Comfortably seated in the fertility clinic with Vivaldi playing softly in the background, you and your partner are brought coffee and a folder. Inside the folder is an embryo menu. There are 200 of these embryos to choose from, all made by in vitro fertilisation (IVF) from you and your partner’s eggs and sperm. So, over to you. Which will you choose?
If there’s any kind of future for “designer babies”, it might look something like this. It’s a long way from the image conjured up when artificial conception, and perhaps even artificial gestation, were first mooted as a serious scientific possibility. Inspired by predictions about the future of reproductive technology by the biologists JBS Haldane and Julian Huxley in the 1920s, Huxley’s brother Aldous wrote a satirical novel about it.

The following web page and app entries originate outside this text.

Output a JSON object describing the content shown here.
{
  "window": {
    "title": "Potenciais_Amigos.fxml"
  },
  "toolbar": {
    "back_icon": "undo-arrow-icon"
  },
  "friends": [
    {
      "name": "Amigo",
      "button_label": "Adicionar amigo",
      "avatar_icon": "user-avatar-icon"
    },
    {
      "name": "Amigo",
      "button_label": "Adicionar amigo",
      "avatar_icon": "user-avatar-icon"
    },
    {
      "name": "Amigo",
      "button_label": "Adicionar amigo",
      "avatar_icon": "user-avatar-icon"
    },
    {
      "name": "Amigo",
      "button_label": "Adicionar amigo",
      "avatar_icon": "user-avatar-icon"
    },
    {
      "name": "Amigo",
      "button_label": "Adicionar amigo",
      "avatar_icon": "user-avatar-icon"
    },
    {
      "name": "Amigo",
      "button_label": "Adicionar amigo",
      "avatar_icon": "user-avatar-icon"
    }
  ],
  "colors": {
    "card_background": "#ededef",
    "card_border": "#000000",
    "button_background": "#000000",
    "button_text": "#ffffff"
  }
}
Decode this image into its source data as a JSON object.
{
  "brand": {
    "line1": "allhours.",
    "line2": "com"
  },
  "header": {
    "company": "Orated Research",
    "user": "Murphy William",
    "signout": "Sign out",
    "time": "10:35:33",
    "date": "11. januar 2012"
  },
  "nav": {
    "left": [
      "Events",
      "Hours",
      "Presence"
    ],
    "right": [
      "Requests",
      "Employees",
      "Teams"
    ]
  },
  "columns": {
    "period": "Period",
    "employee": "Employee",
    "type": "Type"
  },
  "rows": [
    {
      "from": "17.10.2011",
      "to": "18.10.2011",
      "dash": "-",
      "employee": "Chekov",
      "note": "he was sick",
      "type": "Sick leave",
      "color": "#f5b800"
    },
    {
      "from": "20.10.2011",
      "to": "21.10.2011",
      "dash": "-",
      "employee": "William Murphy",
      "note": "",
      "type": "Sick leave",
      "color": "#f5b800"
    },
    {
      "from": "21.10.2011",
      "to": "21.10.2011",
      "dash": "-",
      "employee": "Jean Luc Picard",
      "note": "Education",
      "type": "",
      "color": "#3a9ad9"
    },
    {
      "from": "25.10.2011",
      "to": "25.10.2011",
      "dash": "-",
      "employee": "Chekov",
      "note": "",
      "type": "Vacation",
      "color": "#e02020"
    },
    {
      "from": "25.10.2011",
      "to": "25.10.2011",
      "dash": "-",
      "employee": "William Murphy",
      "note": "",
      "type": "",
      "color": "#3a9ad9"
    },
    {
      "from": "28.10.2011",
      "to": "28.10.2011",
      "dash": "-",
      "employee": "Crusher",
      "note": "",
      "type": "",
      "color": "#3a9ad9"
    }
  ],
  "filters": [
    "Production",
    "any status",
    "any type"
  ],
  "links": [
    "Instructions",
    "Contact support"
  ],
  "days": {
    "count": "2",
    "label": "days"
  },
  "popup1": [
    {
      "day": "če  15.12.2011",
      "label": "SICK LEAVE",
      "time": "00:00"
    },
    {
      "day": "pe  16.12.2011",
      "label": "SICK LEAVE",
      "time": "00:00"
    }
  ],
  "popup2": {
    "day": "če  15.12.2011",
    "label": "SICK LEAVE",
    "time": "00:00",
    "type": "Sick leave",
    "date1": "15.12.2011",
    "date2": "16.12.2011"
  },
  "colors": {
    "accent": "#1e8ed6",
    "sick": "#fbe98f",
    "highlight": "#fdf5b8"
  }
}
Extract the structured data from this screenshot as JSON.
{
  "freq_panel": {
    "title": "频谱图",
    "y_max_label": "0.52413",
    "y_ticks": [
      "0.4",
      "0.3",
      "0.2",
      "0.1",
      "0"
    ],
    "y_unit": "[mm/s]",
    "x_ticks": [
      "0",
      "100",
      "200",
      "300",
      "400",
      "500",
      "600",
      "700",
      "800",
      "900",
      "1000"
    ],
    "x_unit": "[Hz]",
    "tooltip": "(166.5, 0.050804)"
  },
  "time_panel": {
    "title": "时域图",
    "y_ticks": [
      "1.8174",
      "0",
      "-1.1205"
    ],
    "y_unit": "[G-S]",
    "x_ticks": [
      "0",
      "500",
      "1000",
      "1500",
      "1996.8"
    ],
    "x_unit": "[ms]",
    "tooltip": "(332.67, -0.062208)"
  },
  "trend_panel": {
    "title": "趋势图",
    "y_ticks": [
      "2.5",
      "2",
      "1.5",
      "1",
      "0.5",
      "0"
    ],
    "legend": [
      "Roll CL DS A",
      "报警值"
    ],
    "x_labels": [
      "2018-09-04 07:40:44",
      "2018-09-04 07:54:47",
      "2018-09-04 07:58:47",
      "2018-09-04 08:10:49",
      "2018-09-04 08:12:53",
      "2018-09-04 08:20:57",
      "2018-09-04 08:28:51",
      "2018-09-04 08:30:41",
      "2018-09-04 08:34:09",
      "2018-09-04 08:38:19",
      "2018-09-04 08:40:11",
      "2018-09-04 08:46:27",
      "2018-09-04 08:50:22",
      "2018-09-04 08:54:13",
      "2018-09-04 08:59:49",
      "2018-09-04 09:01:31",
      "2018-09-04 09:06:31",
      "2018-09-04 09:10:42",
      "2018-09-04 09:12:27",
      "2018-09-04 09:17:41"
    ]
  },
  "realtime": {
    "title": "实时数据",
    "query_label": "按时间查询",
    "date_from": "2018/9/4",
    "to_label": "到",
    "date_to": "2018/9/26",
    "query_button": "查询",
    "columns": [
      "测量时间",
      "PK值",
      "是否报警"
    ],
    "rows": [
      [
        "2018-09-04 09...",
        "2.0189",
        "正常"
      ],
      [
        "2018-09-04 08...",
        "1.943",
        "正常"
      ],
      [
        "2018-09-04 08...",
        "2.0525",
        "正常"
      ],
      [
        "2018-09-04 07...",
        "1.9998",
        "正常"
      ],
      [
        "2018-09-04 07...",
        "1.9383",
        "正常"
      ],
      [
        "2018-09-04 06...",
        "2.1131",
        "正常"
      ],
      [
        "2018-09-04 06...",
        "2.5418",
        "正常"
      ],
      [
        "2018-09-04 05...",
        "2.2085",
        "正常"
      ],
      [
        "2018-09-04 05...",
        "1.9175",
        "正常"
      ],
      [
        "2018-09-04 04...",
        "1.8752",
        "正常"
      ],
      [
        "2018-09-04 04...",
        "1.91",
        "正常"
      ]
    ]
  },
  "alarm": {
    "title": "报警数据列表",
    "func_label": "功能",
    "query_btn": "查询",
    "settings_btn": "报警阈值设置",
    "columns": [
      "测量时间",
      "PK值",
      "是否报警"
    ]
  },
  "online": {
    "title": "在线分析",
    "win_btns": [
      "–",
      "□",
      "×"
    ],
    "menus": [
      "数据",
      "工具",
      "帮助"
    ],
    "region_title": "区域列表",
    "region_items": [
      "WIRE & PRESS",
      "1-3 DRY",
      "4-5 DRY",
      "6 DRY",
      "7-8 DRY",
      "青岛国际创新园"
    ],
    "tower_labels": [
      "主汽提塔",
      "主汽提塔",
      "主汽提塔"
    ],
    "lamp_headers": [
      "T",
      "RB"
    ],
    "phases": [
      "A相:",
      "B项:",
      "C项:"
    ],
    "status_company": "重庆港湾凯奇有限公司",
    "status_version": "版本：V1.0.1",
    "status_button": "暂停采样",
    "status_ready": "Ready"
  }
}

Every new advance puts a fresh spark of life into Huxley’s monstrous vision. Ishiguro’s dire forecast was spurred by the gene-editing method called Crispr-Cas9, developed in 2012, which uses natural enzymes to target and snip genes with pinpoint accuracy. Thanks to Crispr-Cas9, it seems likely that gene therapies – eliminating mutant genes that cause some severe, mostly very rare diseases – might finally bear fruit, if they can be shown to be safe for human use. Clinical trials are now under way.
But modified babies? Crispr-Cas9 has already been used to genetically modify (nonviable) human embryos in China, to see if it is possible in principle – the results were mixed. And Kathy Niakan of the Francis Crick Institute in the UK has been granted a licence by the Human Fertilisation and Embryology Authority (HFEA) to use Crispr-Cas9 on embryos a few days old to find out more about problems in these early stages of development that can lead to miscarriage and other reproductive problems.